The previous census was carried out in 2011, which saw households filling out and returning lengthy, paper-based questionnaires.

An alternative approach using existing government data and compulsory annual surveys, albeit across a smaller proportion of households, is also being considered.

Peter Benton, the Beyond 2011 Programme Director, said: "Our population is changing rapidly, and we will always need good population statistics.

"There are different ways we could take a census in future, and they have different strengths and weaknesses. The best approach has yet to be decided, and this consultation will help us understand what matters the most."

An online census once a decade would be compulsory for households, with government data used to help check the quality of the final statistics.
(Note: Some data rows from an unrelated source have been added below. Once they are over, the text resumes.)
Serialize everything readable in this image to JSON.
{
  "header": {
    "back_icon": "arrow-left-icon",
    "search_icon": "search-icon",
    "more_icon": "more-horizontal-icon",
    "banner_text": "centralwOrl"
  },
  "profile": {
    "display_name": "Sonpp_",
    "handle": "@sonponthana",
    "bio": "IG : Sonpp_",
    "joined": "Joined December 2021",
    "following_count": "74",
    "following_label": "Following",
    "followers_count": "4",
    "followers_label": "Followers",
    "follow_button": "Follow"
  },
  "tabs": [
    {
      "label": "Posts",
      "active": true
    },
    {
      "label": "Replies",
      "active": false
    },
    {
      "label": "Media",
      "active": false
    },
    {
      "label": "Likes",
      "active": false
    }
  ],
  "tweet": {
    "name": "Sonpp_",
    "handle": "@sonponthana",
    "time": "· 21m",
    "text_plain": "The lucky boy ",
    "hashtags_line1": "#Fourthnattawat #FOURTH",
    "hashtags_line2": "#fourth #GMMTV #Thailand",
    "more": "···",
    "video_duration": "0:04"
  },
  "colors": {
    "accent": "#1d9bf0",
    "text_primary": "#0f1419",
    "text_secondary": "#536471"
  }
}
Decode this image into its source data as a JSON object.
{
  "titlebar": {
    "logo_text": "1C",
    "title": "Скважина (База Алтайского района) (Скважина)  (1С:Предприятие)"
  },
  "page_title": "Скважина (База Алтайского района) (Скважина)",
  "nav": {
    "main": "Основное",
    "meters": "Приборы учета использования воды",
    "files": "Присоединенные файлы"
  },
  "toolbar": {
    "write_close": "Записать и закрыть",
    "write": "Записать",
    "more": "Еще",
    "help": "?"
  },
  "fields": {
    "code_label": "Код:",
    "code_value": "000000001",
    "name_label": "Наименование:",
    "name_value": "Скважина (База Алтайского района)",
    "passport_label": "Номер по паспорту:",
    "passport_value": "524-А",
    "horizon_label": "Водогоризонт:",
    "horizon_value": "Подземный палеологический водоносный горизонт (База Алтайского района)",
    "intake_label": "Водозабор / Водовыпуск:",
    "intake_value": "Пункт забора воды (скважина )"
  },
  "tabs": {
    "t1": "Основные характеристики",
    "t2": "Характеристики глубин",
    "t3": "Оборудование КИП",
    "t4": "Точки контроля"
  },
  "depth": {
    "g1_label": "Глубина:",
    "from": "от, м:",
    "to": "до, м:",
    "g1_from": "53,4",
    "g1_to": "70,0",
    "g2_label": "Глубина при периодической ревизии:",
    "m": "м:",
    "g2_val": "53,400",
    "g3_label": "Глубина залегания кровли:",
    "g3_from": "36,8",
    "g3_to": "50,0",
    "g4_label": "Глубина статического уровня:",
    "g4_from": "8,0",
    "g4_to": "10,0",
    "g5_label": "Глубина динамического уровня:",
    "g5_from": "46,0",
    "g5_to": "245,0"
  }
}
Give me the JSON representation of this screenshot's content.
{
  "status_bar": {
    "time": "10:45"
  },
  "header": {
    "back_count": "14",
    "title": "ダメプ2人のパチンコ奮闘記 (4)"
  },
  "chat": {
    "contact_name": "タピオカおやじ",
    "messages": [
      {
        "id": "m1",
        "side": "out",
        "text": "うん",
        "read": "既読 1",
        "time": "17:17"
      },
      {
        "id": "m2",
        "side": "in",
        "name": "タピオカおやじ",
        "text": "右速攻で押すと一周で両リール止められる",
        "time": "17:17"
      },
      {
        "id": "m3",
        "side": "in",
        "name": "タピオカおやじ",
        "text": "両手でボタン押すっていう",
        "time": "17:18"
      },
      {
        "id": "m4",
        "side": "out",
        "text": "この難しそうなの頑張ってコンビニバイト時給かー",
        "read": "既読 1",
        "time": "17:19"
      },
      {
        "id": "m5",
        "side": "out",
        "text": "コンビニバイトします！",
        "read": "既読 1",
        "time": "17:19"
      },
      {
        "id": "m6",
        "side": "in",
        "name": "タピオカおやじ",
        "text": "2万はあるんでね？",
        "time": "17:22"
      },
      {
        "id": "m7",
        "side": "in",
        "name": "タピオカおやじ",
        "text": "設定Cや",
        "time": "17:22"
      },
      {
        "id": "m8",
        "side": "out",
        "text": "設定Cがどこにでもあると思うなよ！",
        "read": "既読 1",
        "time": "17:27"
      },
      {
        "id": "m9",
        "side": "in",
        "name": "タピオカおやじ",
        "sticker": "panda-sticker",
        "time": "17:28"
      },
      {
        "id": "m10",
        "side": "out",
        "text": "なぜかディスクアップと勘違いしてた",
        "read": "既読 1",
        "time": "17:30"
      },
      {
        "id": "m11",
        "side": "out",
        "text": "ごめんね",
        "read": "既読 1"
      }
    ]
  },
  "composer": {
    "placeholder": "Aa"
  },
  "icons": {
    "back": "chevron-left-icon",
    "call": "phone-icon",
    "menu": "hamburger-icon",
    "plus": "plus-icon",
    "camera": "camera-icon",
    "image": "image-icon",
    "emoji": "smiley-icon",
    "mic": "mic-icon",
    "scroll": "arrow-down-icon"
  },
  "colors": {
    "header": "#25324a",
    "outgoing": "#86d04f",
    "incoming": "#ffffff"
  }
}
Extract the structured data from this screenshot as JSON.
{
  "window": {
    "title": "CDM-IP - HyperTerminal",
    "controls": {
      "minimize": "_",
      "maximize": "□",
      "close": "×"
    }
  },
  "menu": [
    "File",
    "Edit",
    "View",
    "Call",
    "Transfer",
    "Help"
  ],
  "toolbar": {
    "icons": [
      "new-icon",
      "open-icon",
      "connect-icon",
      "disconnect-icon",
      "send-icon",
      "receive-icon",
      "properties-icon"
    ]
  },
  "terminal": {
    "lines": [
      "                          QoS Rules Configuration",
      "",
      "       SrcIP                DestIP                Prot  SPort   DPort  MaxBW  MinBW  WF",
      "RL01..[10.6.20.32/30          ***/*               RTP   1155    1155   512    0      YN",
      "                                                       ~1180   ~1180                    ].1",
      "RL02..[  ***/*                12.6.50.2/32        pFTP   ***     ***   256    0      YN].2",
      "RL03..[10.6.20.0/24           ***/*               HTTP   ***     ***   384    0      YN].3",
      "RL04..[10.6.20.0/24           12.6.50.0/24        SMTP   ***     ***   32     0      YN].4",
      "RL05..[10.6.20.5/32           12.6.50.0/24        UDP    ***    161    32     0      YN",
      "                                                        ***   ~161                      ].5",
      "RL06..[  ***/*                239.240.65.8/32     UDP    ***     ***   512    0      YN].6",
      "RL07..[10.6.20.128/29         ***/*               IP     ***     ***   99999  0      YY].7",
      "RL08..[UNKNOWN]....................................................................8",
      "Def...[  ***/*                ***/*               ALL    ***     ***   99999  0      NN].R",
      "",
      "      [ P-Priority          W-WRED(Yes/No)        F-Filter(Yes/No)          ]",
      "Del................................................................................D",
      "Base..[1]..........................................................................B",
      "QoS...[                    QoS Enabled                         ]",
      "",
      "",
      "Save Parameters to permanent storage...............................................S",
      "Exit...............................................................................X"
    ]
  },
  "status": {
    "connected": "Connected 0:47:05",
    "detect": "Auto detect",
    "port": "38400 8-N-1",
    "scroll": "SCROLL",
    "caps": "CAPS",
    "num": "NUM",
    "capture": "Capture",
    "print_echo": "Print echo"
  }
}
The 'once every 10 years' approach provides the ONS with a rich set of statistics for a range of geographic areas and is considered a familiar and tested method.

It also provides a high degree of continuity (the 2011 census was the 22nd one in England and Wales), which creates a single, high-quality snapshot of the nation. Moving it online would simply give the ONS an opportunity to take advantage of faster and more efficient processing of the data collected, compared with the time and cost of processing over 20 million paper questionnaires.

Also, the online responses to the 2011 census were found to provide higher quality data than the responses from the paper questionnaires.

However, the ONS recognises that not all households have access to the internet and an online approach risks excluding some people. Also, it claims that it is becoming increasingly difficult to achieve high levels of response to a census that takes place once a decade and imposes a burden on all households.

It will also be more expensive than the alternative approach of using government data, supported by smaller annual surveys, with an estimated cost of approximately £625 million over each 10 year period. This equates to £1.10 per person per year.

The alternative system of using data held by the likes of the Department of Health, DWP and HM Revenue and Customs, underpinned by a compulsory annual survey of around one percent of households to adjust for those not included in the administrative data, would cost £460 million over a 10-year period. This equates to about 80 pence per person per year.

Although this approach would allow ONS to identify changes and trends much more quickly, thanks to data being continuously updated, it would never produce as detailed statistics as an online census taken once a decade. The ONS states that it "would not result in the detailed historical record of people and households used by family historians and other historical researchers."

The consultation runs from 23 September to 13 December of this year and the ONS will publish its findings in 2014.